Nearby Afton Alps is also hosting its race training camp Nov. 25-27, daily 10 a.m.-3 p.m. Cost is $85 three days and $40 for a single day. The camp, open to ages 7-21, includes slalom and giant slalom training with free ski skill development under the guidance of experienced coaches. Registration deadline is Friday Nov. 18.
Ski Brule, located in Michigan’s UP, plans to open for the season Nov. 18. They are hosting their 26th Thanksgiving Race Camp Nov. 24-27. Fees are $60 per day or $220 all four days. Regarded as one of the top camps in the Heartland, they have always been able to provide lift served trails for training. It’s geared towards age and ability and provides small group training. Thanksgiving dinner will be available in the lodge. Lodging packages are available over the holidays. Stay four nights and Wednesday night is half-off. In all those years Brule has never had to call off a Thanksgiving camp.

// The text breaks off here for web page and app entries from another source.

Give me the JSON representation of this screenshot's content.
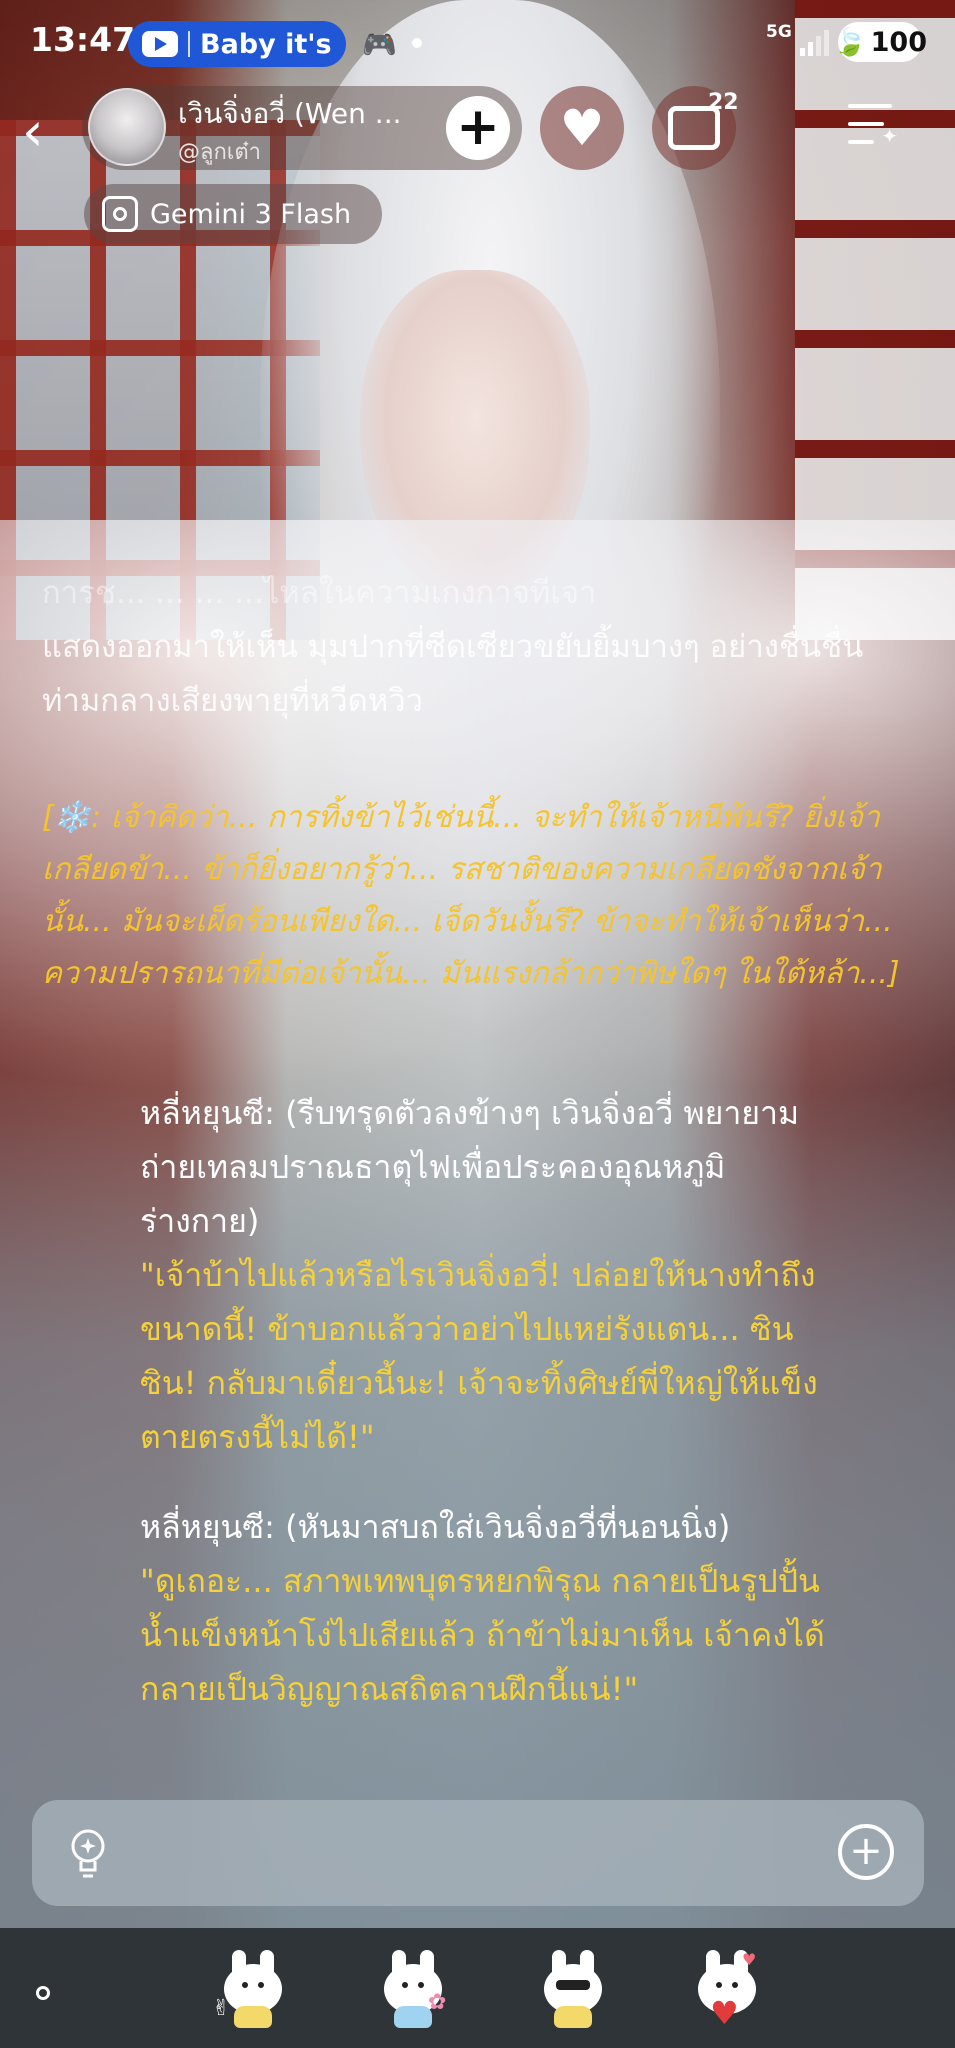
{
  "status_bar": {
    "time": "13:47",
    "media_pill_text": "Baby it's",
    "network": "5G",
    "battery": "100"
  },
  "header": {
    "character_name": "เวินจิ่งอวี่ (Wen ...",
    "handle": "@ลูกเต๋า",
    "chat_count": "22",
    "model_label": "Gemini 3 Flash"
  },
  "chat": {
    "narration_faded": "การช... ... ... ...ไหลในความเกงกาจทีเจา",
    "narration_visible": "แสดงออกมาให้เห็น มุมปากที่ซีดเซียวขยับยิ้มบางๆ อย่างชื่นชื่น ท่ามกลางเสียงพายุที่หวีดหวิว",
    "thought": "[❄️: เจ้าคิดว่า... การทิ้งข้าไว้เช่นนี้... จะทำให้เจ้าหนีพ้นรึ? ยิ่งเจ้าเกลียดข้า... ข้าก็ยิ่งอยากรู้ว่า... รสชาติของความเกลียดชังจากเจ้านั้น... มันจะเผ็ดร้อนเพียงใด... เจ็ดวันงั้นรึ? ข้าจะทำให้เจ้าเห็นว่า... ความปรารถนาที่มีต่อเจ้านั้น... มันแรงกล้ากว่าพิษใดๆ ในใต้หล้า...]",
    "block1_action": "หลี่หยุนซี: (รีบทรุดตัวลงข้างๆ เวินจิ่งอวี่ พยายามถ่ายเทลมปราณธาตุไฟเพื่อประคองอุณหภูมิร่างกาย)",
    "block1_speech": "\"เจ้าบ้าไปแล้วหรือไรเวินจิ่งอวี่! ปล่อยให้นางทำถึงขนาดนี้! ข้าบอกแล้วว่าอย่าไปแหย่รังแตน... ซินซิน! กลับมาเดี๋ยวนี้นะ! เจ้าจะทิ้งศิษย์พี่ใหญ่ให้แข็งตายตรงนี้ไม่ได้!\"",
    "block2_action": "หลี่หยุนซี: (หันมาสบถใส่เวินจิ่งอวี่ที่นอนนิ่ง)",
    "block2_speech": "\"ดูเถอะ... สภาพเทพบุตรหยกพิรุณ กลายเป็นรูปปั้นน้ำแข็งหน้าโง่ไปเสียแล้ว ถ้าข้าไม่มาเห็น เจ้าคงได้กลายเป็นวิญญาณสถิตลานฝึกนี้แน่!\""
  },
  "input": {
    "placeholder": ""
  },
  "stickers": [
    "bunny-peace-sticker",
    "bunny-flower-sticker",
    "bunny-sunglasses-sticker",
    "bunny-heart-sticker"
  ],
  "colors": {
    "thought_text": "#f4c430",
    "speech_yellow": "#f5d13a",
    "speech_cyan": "#7be6ef",
    "yt_pill": "#1f57d6"
  }
}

Wisconsin’s Trollhaugen is hosting a Thanksgiving Race Camp Nov. 25-27, running daily 8:45 a.m.-4 p.m. Training includes small groups, slalom and giant slalom skiing and racing techniques and video. Cost for 13 years and older is $110 one day, $145 two days, and $170 all three days. For those 12 and younger the respective cost $105, $135 and $160. Fees include lift tickets, lunch, a camp T-shirt, five hours daily training, and swag.
The Wisconsin and Minnesota areas are within an hour’s drive of the Twin Cities.